Vedder’s project is equally committed to the instrument, but it’s more pedagogical. When he adopted the ukulele some years ago (it first appeared on a Pearl Jam studio album in 2000) Eddie with all his prominence said, “Look at this.” With Ukulele Songs, he is saying, “Here’s how it sounds.” It is flush from beginning to end with the vaudeville sounds Gerster only winks at. He has chosen the covers with care – all but one span the period between the two world wars – and matched them with his own writing: those trite cliches about loneliness and broken hearts are underscored with augmented chords and minor-seven-flat-fives, so that the record sounds complete. Outside of two guest vocalists and a supporting cello on a third tune, all that we hear are the thin plink of a ukulele and Eddie’s rich baritone. There’s a lot of sense in that. My old high school band teacher, Bryan Stovell, encouraged us to listen to certain records because, in pop music, people weren’t playing trumpets, clarinets, barely even saxophones anymore. How could we make these instruments sound right if we didn’t know what they were supposed to sound like? So Vedder is literally giving us the songbook – look again at the album’s title.
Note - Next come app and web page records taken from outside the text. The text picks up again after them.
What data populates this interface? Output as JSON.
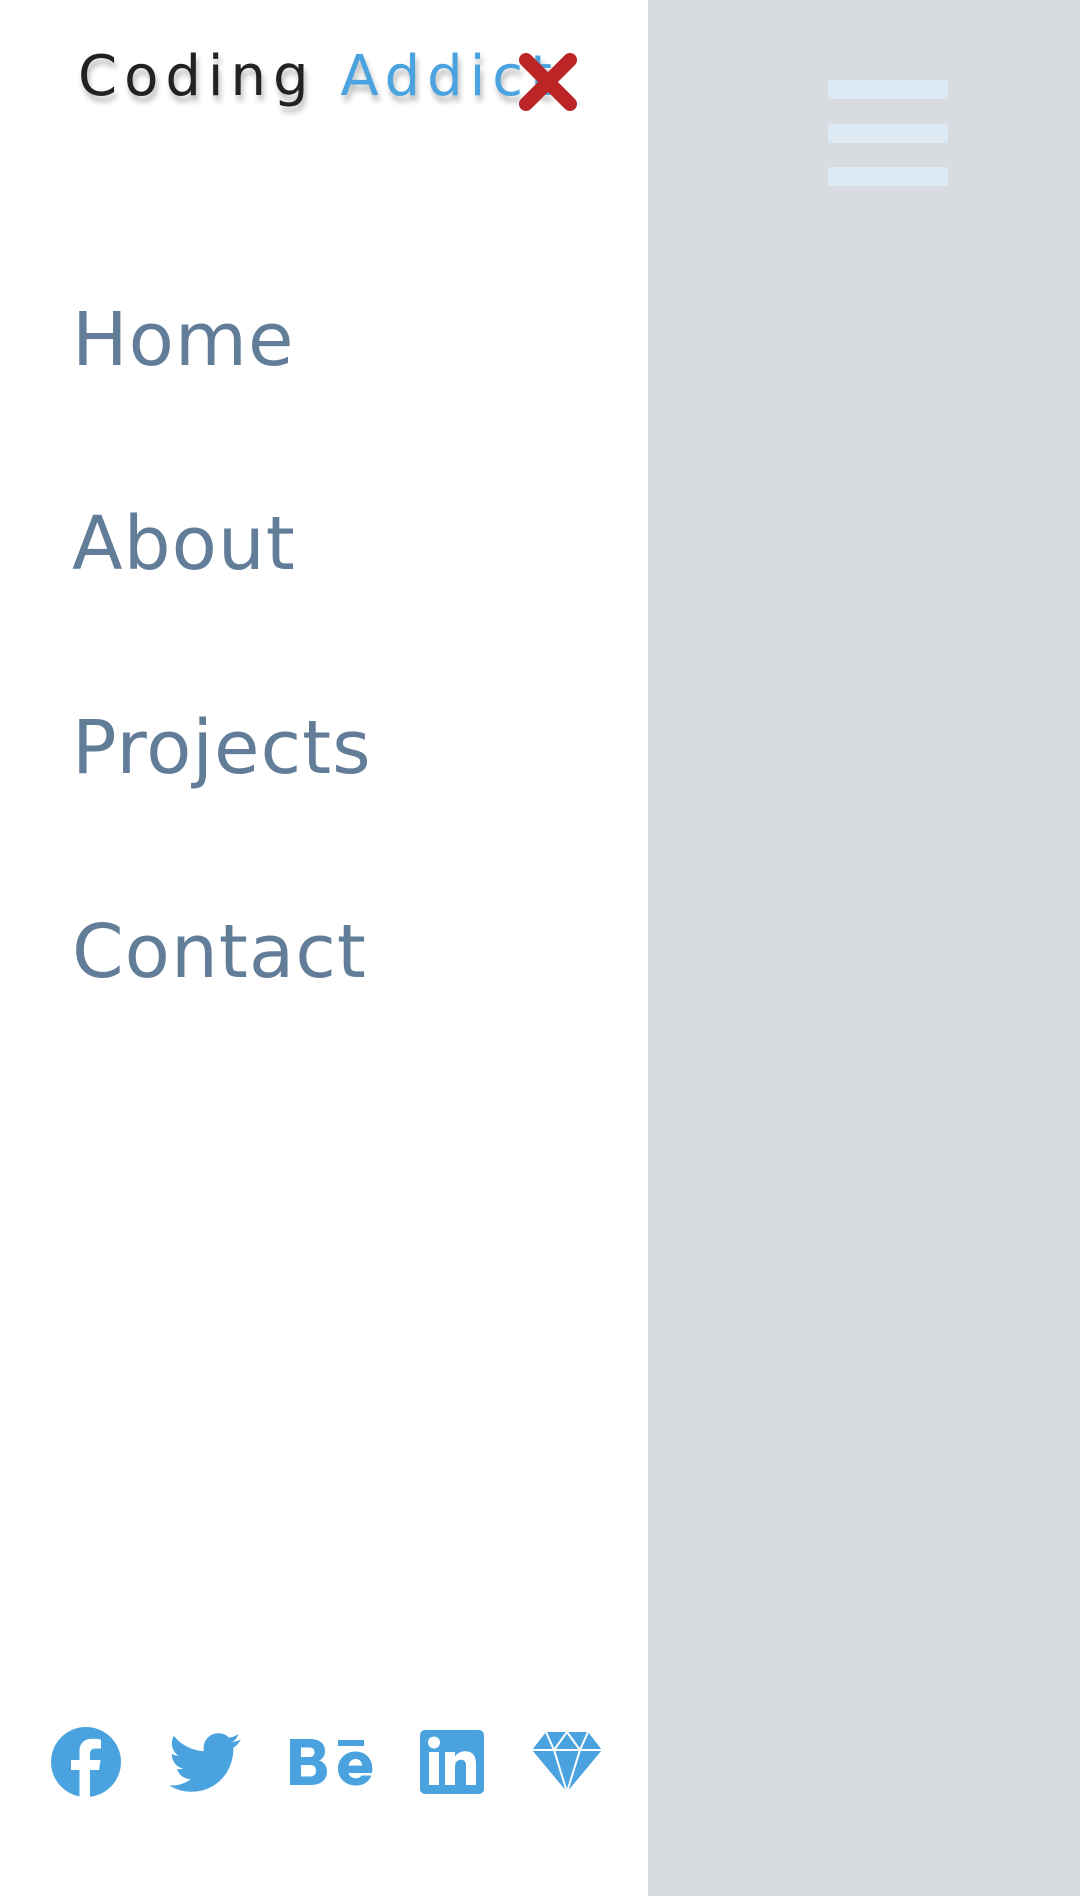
{
  "menu_button": {
    "icon": "hamburger-menu-icon"
  },
  "sidebar": {
    "logo": {
      "part1": "Coding ",
      "part2": "Addict"
    },
    "close_icon": "close-icon",
    "links": [
      {
        "label": "Home"
      },
      {
        "label": "About"
      },
      {
        "label": "Projects"
      },
      {
        "label": "Contact"
      }
    ],
    "social": [
      {
        "icon": "facebook-icon"
      },
      {
        "icon": "twitter-icon"
      },
      {
        "icon": "behance-icon"
      },
      {
        "icon": "linkedin-icon"
      },
      {
        "icon": "sketch-icon"
      }
    ]
  },
  "colors": {
    "primary": "#4aa3df",
    "close": "#bb2525",
    "nav_text": "#617d98",
    "overlay": "#d8dbdf",
    "hamburger": "#dde9f3"
  }
}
And it’s working. I hit a coffee shop in Edinburgh’s Bruntsfield neighbourhood last month where a songwriter was giving an afternoon gig all on ukulele. Finishing her set, she brought out Cee-Lo Green’s “Forget You” (itself part of the New Uke Canon though its musical origins are elsewhere… just type it into YouTube and see what you get) and, to close it all down, “Tonight You Belong To Me”. It’s possible she was thinking of Steve Martin and Bernadette Peters, not Eddie Vedder and Cat Power, but that is at any rate immaterial. The continuity of the performance is a chain that links 2011 to 1926, when Billy Rose and Lee David first penned the song.
It’s a project I can get behind. My point is not to say it has to go one way or the other. Vedder’s conservative and anthropological ukulele record lets new listeners hear some of the classic motifs that defined the instrument’s music before it turned into cheap novelty. Gerster’s wild and adventurous ukulele record showcases the potential of the instrument as it digs its way out of that same cheap novelty. For my part, whilst I appreciate what Eddie is doing, I play Neil’s album more. I had myself harboured thoughts of an all-ukulele record, but hearing Ukulele Songs, I think it is too limited sonically to sit through for that length of time. You hear the cello on “Longing to Belong” as though it were seven of them, so welcome is the additional texture. Politically (if you will) he was right to restrict the arrangements, but I just would like to hear some of these songs richened up. I wanted more from Eddie; it’s Neil who gives it to me.